Saturday, June 30, 2007

Financial Services Outsourcing: Not If, But When


Doing more with less is the mantra for all financial services executives today. Continually improving operational excellence may seem like an impossible goal in a world where the volume of transactions increases exponentially, customer expectations rise daily, regulatory requirements abound, and the margin for error is zero.

Outsourcing has increasingly become a mandatory and highly successful strategy within market-leading banks around the globe. A recent survey of industry executives conducted by Deloitte Research revealed that the majority believe more than 20 percent of the industry's global cost base will have shifted offshore by 2010. The Outsourcing Journal predicts that between 20 to 30 percent of a bank's staff will either be an offshore captive or employed by a third party outsourcer.

Banks have already realized substantial savings from offshoring, from $8 to 12 billion in the last four years, up to 37 percent savings per process outsourced. The ability to reduce costs, increase market agility and improve business focus, response time and speed time to market will be significantly impaired by keeping functions in-house that can be efficiently provided by a third party.

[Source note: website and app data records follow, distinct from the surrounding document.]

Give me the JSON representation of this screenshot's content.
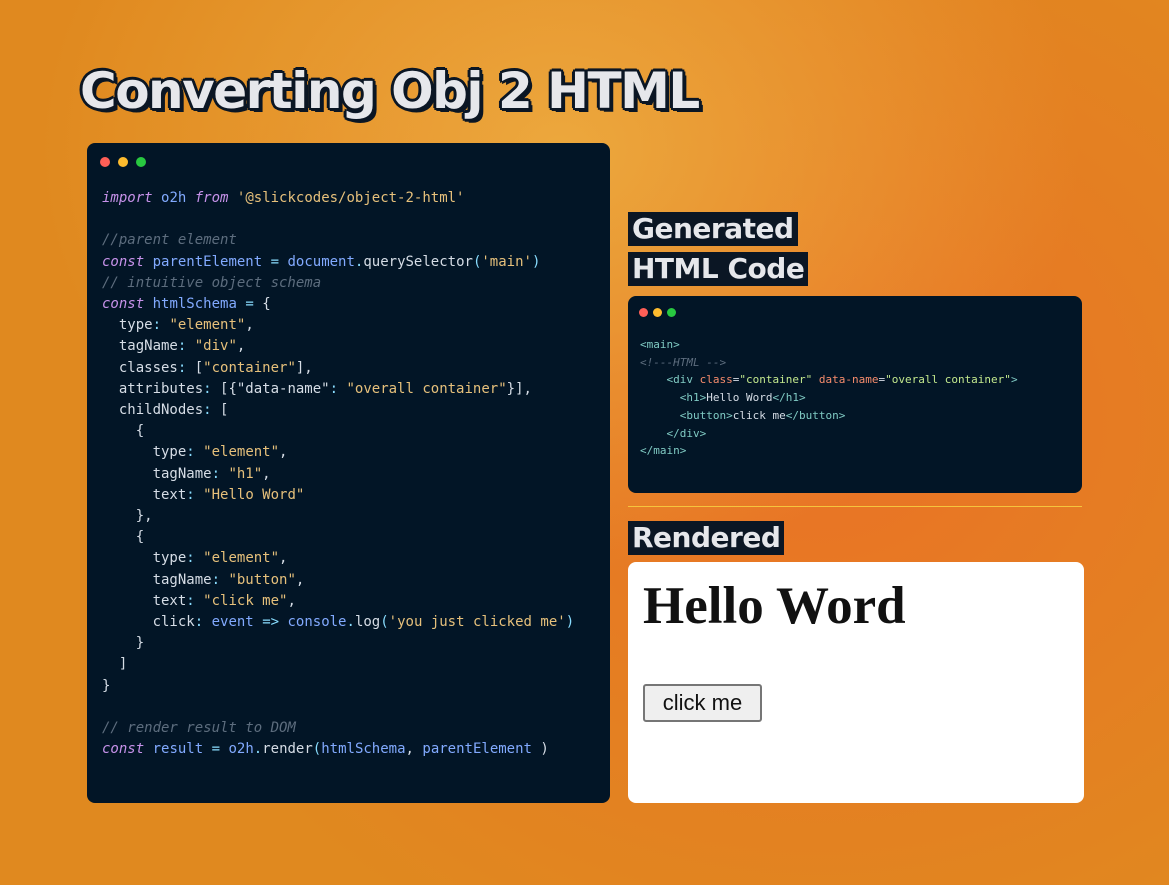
{
  "title": "Converting Obj 2 HTML",
  "window_dots": {
    "red": "#ff5f57",
    "yellow": "#febc2e",
    "green": "#28c840"
  },
  "code_panel": {
    "lines": [
      [
        [
          "kw",
          "import"
        ],
        [
          "fn",
          " "
        ],
        [
          "id",
          "o2h"
        ],
        [
          "fn",
          " "
        ],
        [
          "kw",
          "from"
        ],
        [
          "fn",
          " "
        ],
        [
          "st",
          "'@slickcodes/object-2-html'"
        ]
      ],
      [],
      [
        [
          "cm",
          "//parent element"
        ]
      ],
      [
        [
          "kw",
          "const"
        ],
        [
          "fn",
          " "
        ],
        [
          "id",
          "parentElement"
        ],
        [
          "fn",
          " "
        ],
        [
          "pn",
          "="
        ],
        [
          "fn",
          " "
        ],
        [
          "id",
          "document"
        ],
        [
          "pn",
          "."
        ],
        [
          "fn",
          "querySelector"
        ],
        [
          "pn",
          "("
        ],
        [
          "st",
          "'main'"
        ],
        [
          "pn",
          ")"
        ]
      ],
      [
        [
          "cm",
          "// intuitive object schema"
        ]
      ],
      [
        [
          "kw",
          "const"
        ],
        [
          "fn",
          " "
        ],
        [
          "id",
          "htmlSchema"
        ],
        [
          "fn",
          " "
        ],
        [
          "pn",
          "="
        ],
        [
          "fn",
          " {"
        ]
      ],
      [
        [
          "fn",
          "  type"
        ],
        [
          "pn",
          ":"
        ],
        [
          "fn",
          " "
        ],
        [
          "st",
          "\"element\""
        ],
        [
          "fn",
          ","
        ]
      ],
      [
        [
          "fn",
          "  tagName"
        ],
        [
          "pn",
          ":"
        ],
        [
          "fn",
          " "
        ],
        [
          "st",
          "\"div\""
        ],
        [
          "fn",
          ","
        ]
      ],
      [
        [
          "fn",
          "  classes"
        ],
        [
          "pn",
          ":"
        ],
        [
          "fn",
          " ["
        ],
        [
          "st",
          "\"container\""
        ],
        [
          "fn",
          "],"
        ]
      ],
      [
        [
          "fn",
          "  attributes"
        ],
        [
          "pn",
          ":"
        ],
        [
          "fn",
          " [{\"data-name\""
        ],
        [
          "pn",
          ":"
        ],
        [
          "fn",
          " "
        ],
        [
          "st",
          "\"overall container\""
        ],
        [
          "fn",
          "}],"
        ]
      ],
      [
        [
          "fn",
          "  childNodes"
        ],
        [
          "pn",
          ":"
        ],
        [
          "fn",
          " ["
        ]
      ],
      [
        [
          "fn",
          "    {"
        ]
      ],
      [
        [
          "fn",
          "      type"
        ],
        [
          "pn",
          ":"
        ],
        [
          "fn",
          " "
        ],
        [
          "st",
          "\"element\""
        ],
        [
          "fn",
          ","
        ]
      ],
      [
        [
          "fn",
          "      tagName"
        ],
        [
          "pn",
          ":"
        ],
        [
          "fn",
          " "
        ],
        [
          "st",
          "\"h1\""
        ],
        [
          "fn",
          ","
        ]
      ],
      [
        [
          "fn",
          "      text"
        ],
        [
          "pn",
          ":"
        ],
        [
          "fn",
          " "
        ],
        [
          "st",
          "\"Hello Word\""
        ]
      ],
      [
        [
          "fn",
          "    },"
        ]
      ],
      [
        [
          "fn",
          "    {"
        ]
      ],
      [
        [
          "fn",
          "      type"
        ],
        [
          "pn",
          ":"
        ],
        [
          "fn",
          " "
        ],
        [
          "st",
          "\"element\""
        ],
        [
          "fn",
          ","
        ]
      ],
      [
        [
          "fn",
          "      tagName"
        ],
        [
          "pn",
          ":"
        ],
        [
          "fn",
          " "
        ],
        [
          "st",
          "\"button\""
        ],
        [
          "fn",
          ","
        ]
      ],
      [
        [
          "fn",
          "      text"
        ],
        [
          "pn",
          ":"
        ],
        [
          "fn",
          " "
        ],
        [
          "st",
          "\"click me\""
        ],
        [
          "fn",
          ","
        ]
      ],
      [
        [
          "fn",
          "      click"
        ],
        [
          "pn",
          ":"
        ],
        [
          "fn",
          " "
        ],
        [
          "id",
          "event"
        ],
        [
          "fn",
          " "
        ],
        [
          "pn",
          "=>"
        ],
        [
          "fn",
          " "
        ],
        [
          "id",
          "console"
        ],
        [
          "pn",
          "."
        ],
        [
          "fn",
          "log"
        ],
        [
          "pn",
          "("
        ],
        [
          "st",
          "'you just clicked me'"
        ],
        [
          "pn",
          ")"
        ]
      ],
      [
        [
          "fn",
          "    }"
        ]
      ],
      [
        [
          "fn",
          "  ]"
        ]
      ],
      [
        [
          "fn",
          "}"
        ]
      ],
      [],
      [
        [
          "cm",
          "// render result to DOM"
        ]
      ],
      [
        [
          "kw",
          "const"
        ],
        [
          "fn",
          " "
        ],
        [
          "id",
          "result"
        ],
        [
          "fn",
          " "
        ],
        [
          "pn",
          "="
        ],
        [
          "fn",
          " "
        ],
        [
          "id",
          "o2h"
        ],
        [
          "pn",
          "."
        ],
        [
          "fn",
          "render"
        ],
        [
          "pn",
          "("
        ],
        [
          "id",
          "htmlSchema"
        ],
        [
          "fn",
          ", "
        ],
        [
          "id",
          "parentElement"
        ],
        [
          "fn",
          " )"
        ]
      ]
    ]
  },
  "generated_heading": {
    "line1": "Generated",
    "line2": "HTML Code"
  },
  "html_panel": {
    "lines": [
      [
        [
          "tg",
          "<main>"
        ]
      ],
      [
        [
          "cm",
          "<!---HTML -->"
        ]
      ],
      [
        [
          "fn",
          "    "
        ],
        [
          "tg",
          "<div "
        ],
        [
          "at",
          "class"
        ],
        [
          "fn",
          "="
        ],
        [
          "sv",
          "\"container\""
        ],
        [
          "fn",
          " "
        ],
        [
          "at",
          "data-name"
        ],
        [
          "fn",
          "="
        ],
        [
          "sv",
          "\"overall container\""
        ],
        [
          "tg",
          ">"
        ]
      ],
      [
        [
          "fn",
          "      "
        ],
        [
          "tg",
          "<h1>"
        ],
        [
          "fn",
          "Hello Word"
        ],
        [
          "tg",
          "</h1>"
        ]
      ],
      [
        [
          "fn",
          "      "
        ],
        [
          "tg",
          "<button>"
        ],
        [
          "fn",
          "click me"
        ],
        [
          "tg",
          "</button>"
        ]
      ],
      [
        [
          "fn",
          "    "
        ],
        [
          "tg",
          "</div>"
        ]
      ],
      [
        [
          "tg",
          "</main>"
        ]
      ]
    ]
  },
  "rendered_heading": "Rendered",
  "rendered": {
    "heading": "Hello Word",
    "button": "click me"
  }
}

BPO companies now offer a way to bridge the gap between the reality of today and the vision of tomorrow for financial services: a way to achieve the cost and quality advantages of strategic global outsourcing without the risks of losing control of the operation and without the investment costs of setting up their own offshore centers.

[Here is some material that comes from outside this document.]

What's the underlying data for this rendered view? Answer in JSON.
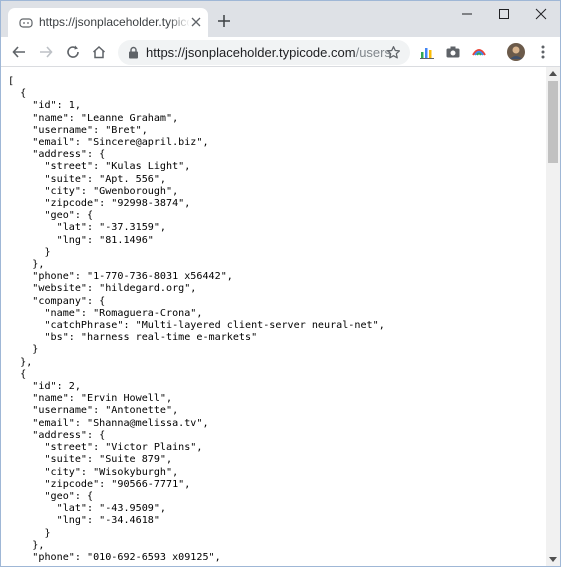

Achieving cost savings from wage differentials and tax incentives of 45-55 percent is just the beginning of a successful outsourcing relationship. Productivity and consolidation gains from a less expensive but very skilled workforce increase the value derived from the outsourced services. Finally, re-engineering processes can further increase the savings to a total of 60-70 percent less than the initial costs.

Perhaps the most significant benefit from global outsourcing is an intangible: once the headaches of routine, high volume transactions are moved out of the bank's offices, management and staff can devote their energies and resources to the tasks of realizing business goals and building competitive advantage.

However, outsourcing and offshoring can be a daunting prospect to many managers, especially those in mid-size banks which lack the resources to follow in the larger banks' footsteps and set up their own captive operations offshore. Potential drawbacks include increased concerns of risk around security and privacy; losing control over their businesses during the outsourcing process given that this could have a serious impact on their reputation and competitive position; and accountability for that outsourced function, even if a contractor fails to comply.

Banks should create an enterprise strategy for outsourcing rather than the more traditional functional approach run by functional or business unit leads. The resulting master plan will help the bank evaluate which processes could be outsourced and which ones could or should go offshore in logical groups sequenced to maximize value as well as prepare for the challenges of managing a bank in 2010 and beyond.

Processes that are easiest to outsource are those that are labor intensive, well defined, have few possible outcomes, are standardized with clear rules, and stand alone with minimal linkages to other processes. The mapping process is an integral part of successful outsourcing. Analyzing each step of the process and determining the most efficient way to execute it on the front end will ensure that the outsource map will be most effective. The BPO partner should clearly define the steps, which involves identifying the selected services migration phases and ranking them in order.

To ensure that outsourcing remains a source of competitive advantage, not a risk to business, banks must be proactive in creating a risk-aware culture and implementing a risk-management architecture that integrates risks of all types across the enterprise. A successful risk management program must have a long-term planning horizon, yet be structured carefully to yield concrete value in the near term.